The reason that I haven’t spent any money on cards for just over two months is because starting January 1st my wife and I started the Dave Ramsey financial plan. If you aren’t familiar with Dave Ramsey and his wealth building plan I will give you a brief overview of his baby steps.

1. Save $1000 as a basic Emergency Fund
2. Pay off all debt other than your home
3. Increase your Emergency Fund to 3-6 months worth of expenses
4. Save 15% of you household income for retirement
5. Save for kids college
6. Pay off your home
7. Live and give like no one else

Baseball cards don’t come into play until step #7 and I’m on step #2 currently. So while I’m still collecting, I will not be purchasing any cards for a while.
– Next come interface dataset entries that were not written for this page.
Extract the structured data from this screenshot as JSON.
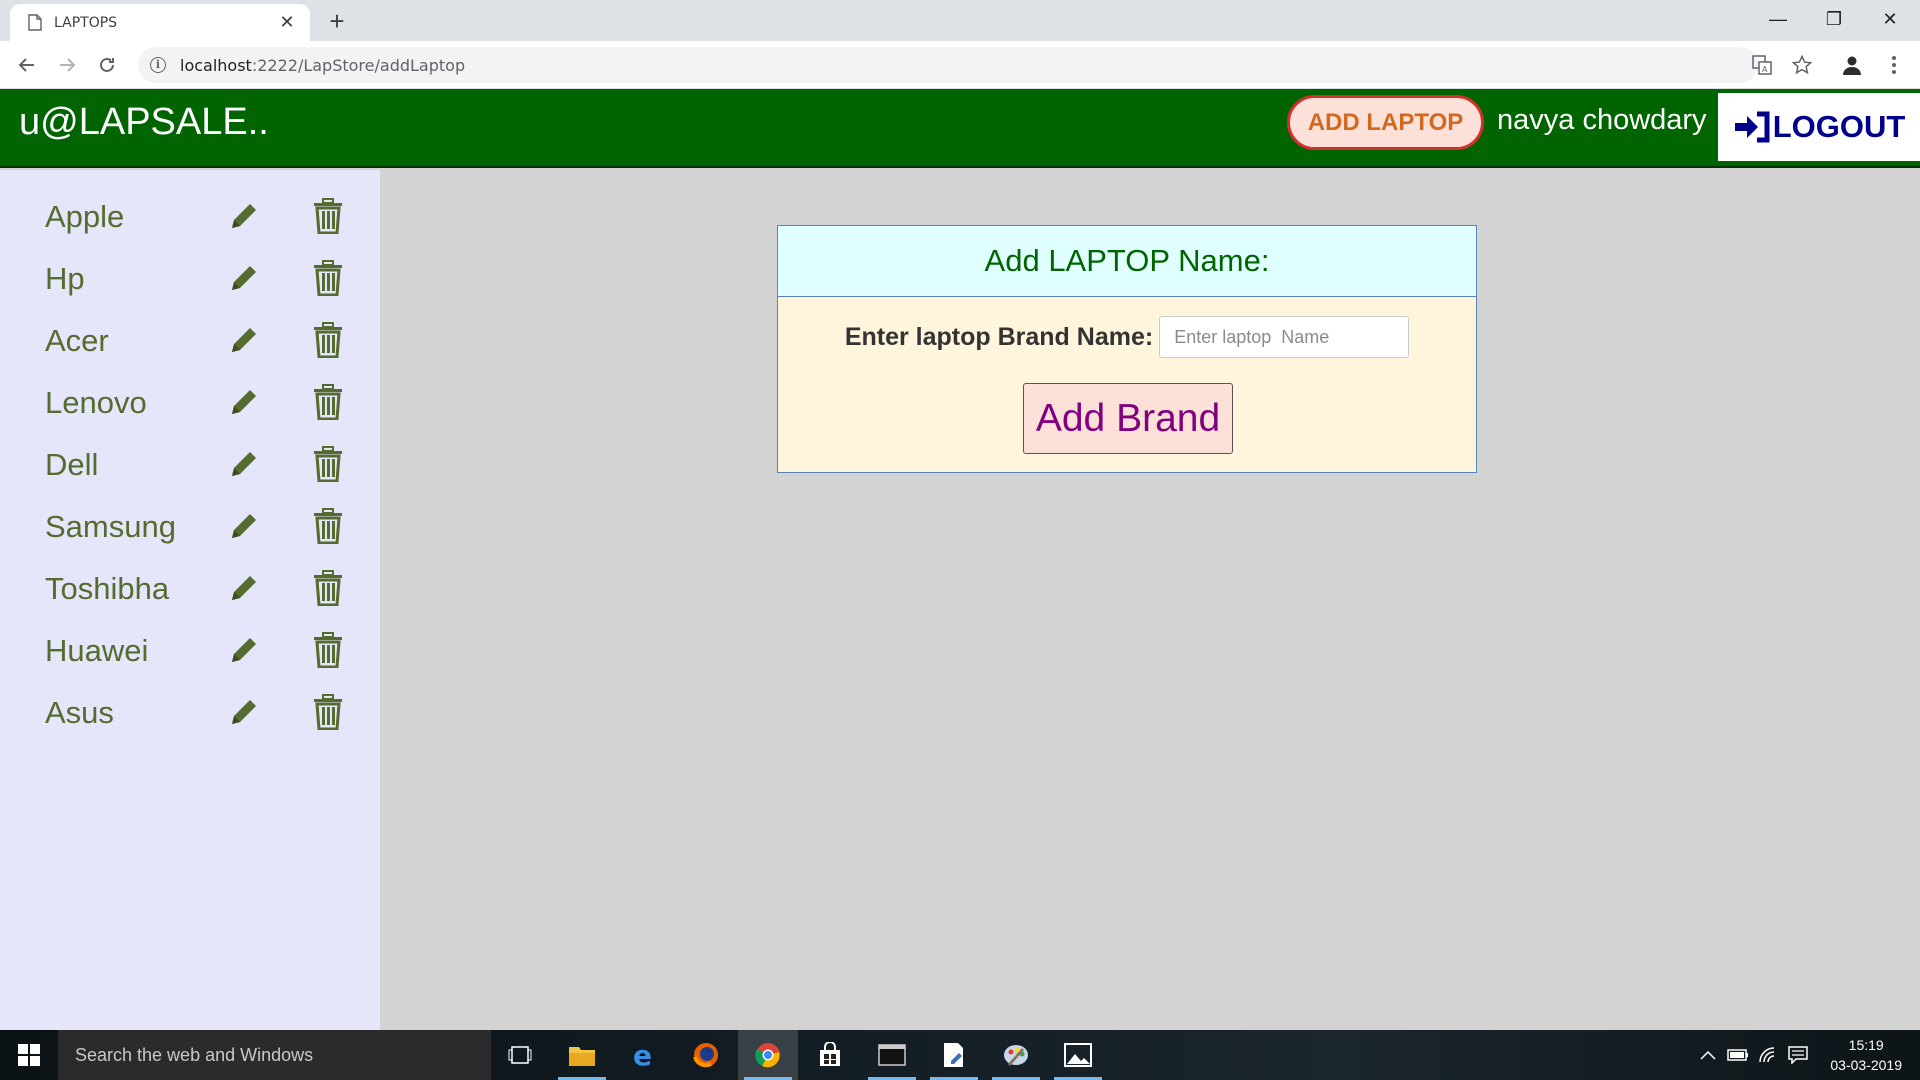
{
  "browser": {
    "tab_title": "LAPTOPS",
    "tab_close": "✕",
    "new_tab": "+",
    "url_host": "localhost",
    "url_rest": ":2222/LapStore/addLaptop",
    "window_controls": {
      "minimize": "—",
      "restore": "❐",
      "close": "✕"
    }
  },
  "header": {
    "brand": "u@LAPSALE..",
    "add_laptop_label": "ADD LAPTOP",
    "user_name": "navya chowdary",
    "logout_label": "LOGOUT"
  },
  "sidebar": {
    "items": [
      {
        "label": "Apple"
      },
      {
        "label": "Hp"
      },
      {
        "label": "Acer"
      },
      {
        "label": "Lenovo"
      },
      {
        "label": "Dell"
      },
      {
        "label": "Samsung"
      },
      {
        "label": "Toshibha"
      },
      {
        "label": "Huawei"
      },
      {
        "label": "Asus"
      }
    ]
  },
  "form": {
    "title": "Add LAPTOP Name:",
    "brand_label": "Enter laptop Brand Name:",
    "brand_placeholder": "Enter laptop  Name",
    "brand_value": "",
    "submit_label": "Add Brand"
  },
  "taskbar": {
    "search_placeholder": "Search the web and Windows",
    "time": "15:19",
    "date": "03-03-2019"
  },
  "colors": {
    "header_bg": "#006400",
    "sidebar_bg": "#e6e6fa",
    "sidebar_text": "#556b2f",
    "panel_head_bg": "#e0ffff",
    "panel_body_bg": "#fff5dc",
    "logout_text": "#00008b",
    "add_brand_text": "#800080"
  }
}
In fact, I’ve sold some cards and will continue to do that to help me pay off debt and build wealth.

We don’t have a ton of debt other than our home. We actually only owe on a car that has a 0% interest rate. Even so, we had 3 years left of payments. My initial plan was to pay it off in 1 year instead of 3. Once we actually started, we changed our goal to 6 months. Now that we are 2 months in, I am thinking be might be able to pay it off next month. After that is paid off, then we take our $1000 Emergency Fund from $1000 up to around $10,000, which would be roughly 3 months worth of expenses. At that point we start putting 15% away toward retirement and start funding 529 plans for our 3 boys. Anything else extra will go towards paying off our house early. My hope is that all of this is done in about 8 years. This will give me some time  to organize my collection.

Okay, so that is my explanation as to why I’ve been quiet on my blog. The plan is to not purchase any new cards for some time, but that doesn’t mean my blog will go dormant.

How about you? What’s the longest you’ve ever gone without spending any money on cards?

Sunday, February 23, 2020

100 Pounds - 100 cards - #51-#100+

So it’s been almost a month since my last post and I am just going to finish off these posts all at once with a flurry of Paul Goldschmidt cards.

My next post I’ll explain what I’ve been up to this past month or so.

Here we go. No particular order.